However, the four-in-one jab never went into production after it failed to improve the previous standard vaccine.
Ms Steed's mother, Josephine, who was forced to give her daughter up for adoption to a US couple just months after the trials took place, insisted she never gave her consent for Mari to be used in the trial.
She added: "What happened to mothers, like myself, and the babies at that home was cruel. I am still angry and would like an apology for what happened."
However, the report concluded that it had not been possible to find documentation to confirm whether or not trials were licensed or received consent.
After its publication, the report was referred to the investigation of the Commission to Inquire into Child Abuse, then known as the Laffoy Commission. But court challenges from doctors involved in the trials prompted Health Minister Mary Harney to shut down the module without conclusion.
Ms Steed and other victims called on Ms Harney to publicly apologise on behalf of the State for what happened.
However, Ms Harney last night insisted there would be no further inquiries into the allegations already made. The minister also declined to say if she would apologise to the victims, or if the Government would provide life-screening or counselling.
Susan Lohan of the Adoption Rights Alliance said Ms Steed and other victims had been treated like "second-class" citizens.

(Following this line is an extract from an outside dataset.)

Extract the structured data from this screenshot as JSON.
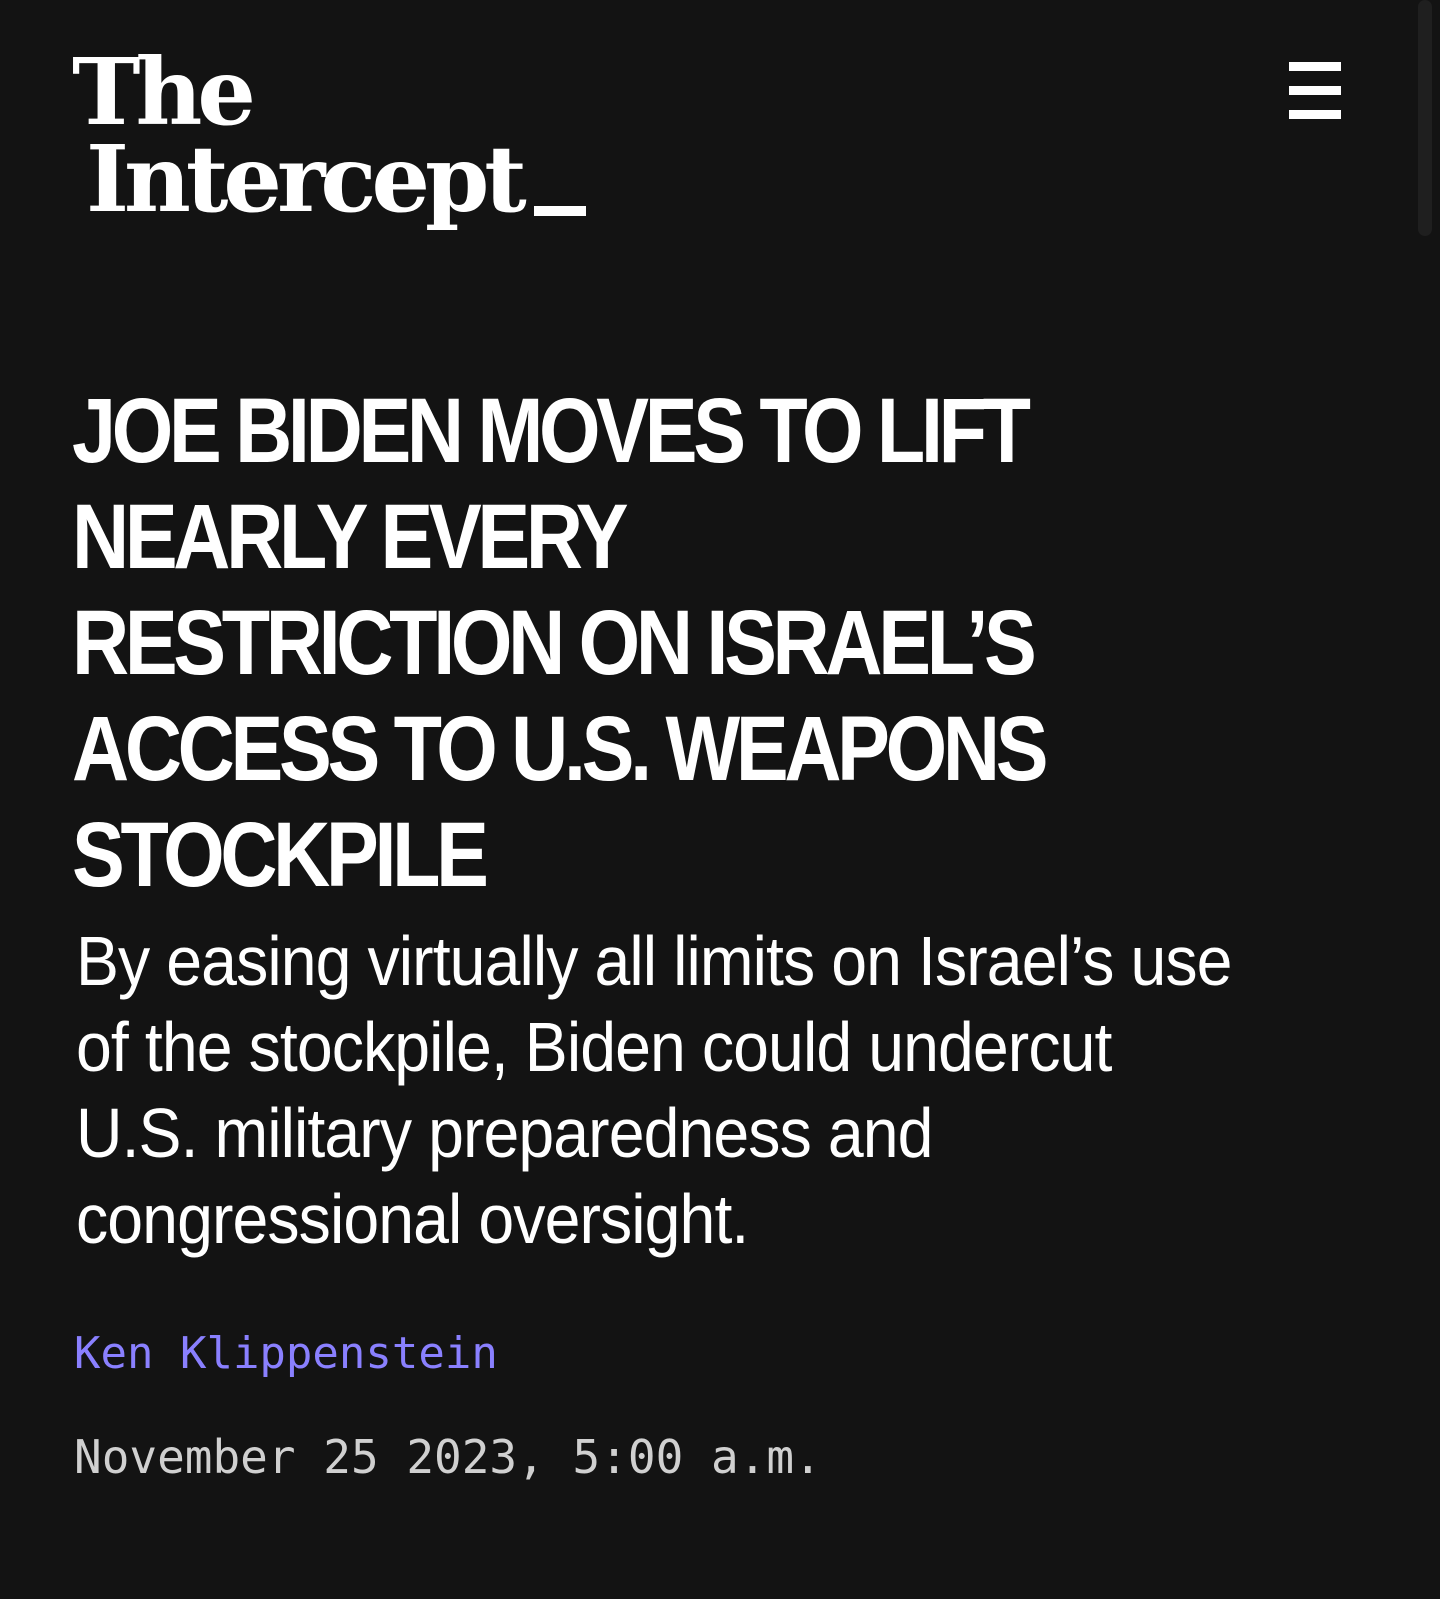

A spokesman for the Sacred Heart Order said they would not make any comment until the case was taken. He said he was not aware of any other live actions against the order and insisted the issue surrounding the trials had been dealt with. A GlaxoSmithKline spokeswoman also refused to comment.